Surfing the web I found this wonderful review of No Face that Dale Smith put up on Bookslut back in July 2008. Original URL is http://www.bookslut.com/marsupial_inquirer/2008_07_013233.php but who knows how long it will be there...
No Face, by
poet and mathematician Judith Roitman, maximizes the strategies of
techniques of serial poetry to create brief narratives. Rather than
relying on an expressive rhetoric of personality or the objective
deployments of plot and character, these poems trace an experience of
the world. Each page questions accumulated details of one’s life, from
phenomenal objects to personal “thoughts,” appetite, and desire.
Roitman uses language to discover environments rather than determining
them, and the experience of reading these serial works gives readers an
opportunity to reflect on their own habits of mind and attention by
way of her compelling example.
Formally, Roitman’s writing puts the serial poem to work in
different ways. The opening poem, for instance, is written in long
lines. It organizes the space of the rhetorical situation to inquire
about relations between poet, words, and an outside world. She writes:
The mystery of the inhabitants. The mystery of the staircase,
of the rug, of the refrigerator left shining, of the random
lamp still plugged in.
The lie of saying what you are expected to say
and the lie of hewing to ideology.
The lie of saying what you have been taught
and the lie of trying to please everyone.
The lie of categorizing
and the lie of defying categories.
The lie of saying you eat matzo
and the lie of eating it.
The lie of telling the family they will not be killed,
and the lie of the woman as she strapped her husband in.
These lies subvert common assumptions about how we are socialized,
opening awareness of an uneasy relation to others through the
categories we use to describe the world, even as those categories are
imposed distillations of our own projected disorder.
Elsewhere, the nameless narrator and characters are revealed through
a rhetorically strategic language that de-emphasizes the role of the
poet in order for the poem to apprehend a common world.
Because everything depends on the body.
Because my word isn’t your word.
Because it is so hard to remember.
Because he moved restlessly through the house at night.
Because she convinced herself she could see through walls.
Because she was in two places at once.
The questions and answers in this book are distributed
incongruently, leading a reader to reflect on the process of questioning
and answering -- that they share essential goals in language, to
unhinge stuck modes of thought.
Other poems turn to a floating, broken-line verse while some are
composed as prose. In one, “Cosmogonies,” Roitman opens, rather than
narrates, a reflective field through which she meditates on cosmic
relation.

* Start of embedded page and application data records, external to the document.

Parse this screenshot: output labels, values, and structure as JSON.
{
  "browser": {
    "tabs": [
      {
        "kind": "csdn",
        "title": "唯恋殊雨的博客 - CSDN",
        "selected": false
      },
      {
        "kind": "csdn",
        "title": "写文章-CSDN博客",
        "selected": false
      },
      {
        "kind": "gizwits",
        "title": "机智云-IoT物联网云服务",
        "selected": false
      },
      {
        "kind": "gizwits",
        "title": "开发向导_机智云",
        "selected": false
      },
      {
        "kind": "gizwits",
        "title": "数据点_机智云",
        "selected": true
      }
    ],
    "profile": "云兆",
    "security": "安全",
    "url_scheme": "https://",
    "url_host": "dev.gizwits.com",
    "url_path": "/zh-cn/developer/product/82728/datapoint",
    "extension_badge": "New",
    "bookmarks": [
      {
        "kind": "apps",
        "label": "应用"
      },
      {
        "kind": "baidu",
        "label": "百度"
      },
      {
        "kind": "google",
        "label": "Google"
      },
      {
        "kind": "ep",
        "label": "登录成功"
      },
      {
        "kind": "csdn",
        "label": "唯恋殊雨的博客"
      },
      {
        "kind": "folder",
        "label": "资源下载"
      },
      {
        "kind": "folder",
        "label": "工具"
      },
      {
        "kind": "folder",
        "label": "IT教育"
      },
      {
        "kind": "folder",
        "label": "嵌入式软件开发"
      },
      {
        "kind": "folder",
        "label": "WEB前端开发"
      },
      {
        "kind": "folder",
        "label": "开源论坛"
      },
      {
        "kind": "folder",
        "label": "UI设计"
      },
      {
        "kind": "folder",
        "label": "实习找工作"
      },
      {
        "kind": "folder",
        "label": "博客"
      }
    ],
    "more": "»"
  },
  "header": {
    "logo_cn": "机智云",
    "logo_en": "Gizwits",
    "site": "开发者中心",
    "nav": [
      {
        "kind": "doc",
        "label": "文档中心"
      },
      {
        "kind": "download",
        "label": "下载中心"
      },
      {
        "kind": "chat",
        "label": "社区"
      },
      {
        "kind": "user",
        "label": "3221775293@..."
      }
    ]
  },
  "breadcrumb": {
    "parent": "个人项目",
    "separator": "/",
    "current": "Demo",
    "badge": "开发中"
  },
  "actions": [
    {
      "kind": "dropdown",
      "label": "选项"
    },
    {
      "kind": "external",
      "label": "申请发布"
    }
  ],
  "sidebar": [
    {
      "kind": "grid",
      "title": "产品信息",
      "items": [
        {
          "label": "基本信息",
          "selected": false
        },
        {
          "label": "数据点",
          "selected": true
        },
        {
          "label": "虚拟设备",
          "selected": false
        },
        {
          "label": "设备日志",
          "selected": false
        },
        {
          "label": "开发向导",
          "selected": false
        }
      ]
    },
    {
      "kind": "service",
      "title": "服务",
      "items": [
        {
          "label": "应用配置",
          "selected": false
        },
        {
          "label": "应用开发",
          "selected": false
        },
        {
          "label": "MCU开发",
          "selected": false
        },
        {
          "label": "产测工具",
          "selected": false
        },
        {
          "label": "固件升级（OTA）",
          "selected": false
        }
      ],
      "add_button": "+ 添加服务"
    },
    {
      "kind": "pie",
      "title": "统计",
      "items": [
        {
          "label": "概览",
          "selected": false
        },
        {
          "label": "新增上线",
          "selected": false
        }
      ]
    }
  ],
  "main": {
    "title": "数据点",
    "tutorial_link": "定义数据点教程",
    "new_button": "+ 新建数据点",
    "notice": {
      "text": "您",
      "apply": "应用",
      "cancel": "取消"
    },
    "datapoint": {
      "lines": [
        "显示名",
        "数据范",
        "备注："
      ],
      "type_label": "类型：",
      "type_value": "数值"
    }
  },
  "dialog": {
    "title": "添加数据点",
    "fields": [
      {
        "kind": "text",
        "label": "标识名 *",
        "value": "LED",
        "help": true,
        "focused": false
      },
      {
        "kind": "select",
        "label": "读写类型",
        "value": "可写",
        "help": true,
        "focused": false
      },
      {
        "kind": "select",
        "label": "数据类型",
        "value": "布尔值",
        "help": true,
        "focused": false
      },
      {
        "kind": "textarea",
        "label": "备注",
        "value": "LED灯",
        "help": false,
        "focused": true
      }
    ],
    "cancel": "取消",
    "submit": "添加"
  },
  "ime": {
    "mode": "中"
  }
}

She examines the contribution of quotidian form to how we
understand cosmos. “As a lizard waits in the sun,” she writes, “so
taste starting as light on tongue expanding into more light & color
spreading like cloth in winter.” With this she notes, “[t]he origin is
lost we have not found it but coolness, every year another disease and
the seduction of etymology to believe we can understand it.”
Roitman’s writing examines the process of thinking and feeling, but
in ways that remind us language, more than thought and sensation, is at
stake in our apprehension of the world. There are directions and paths
in these serial narratives through which we find the unexpected.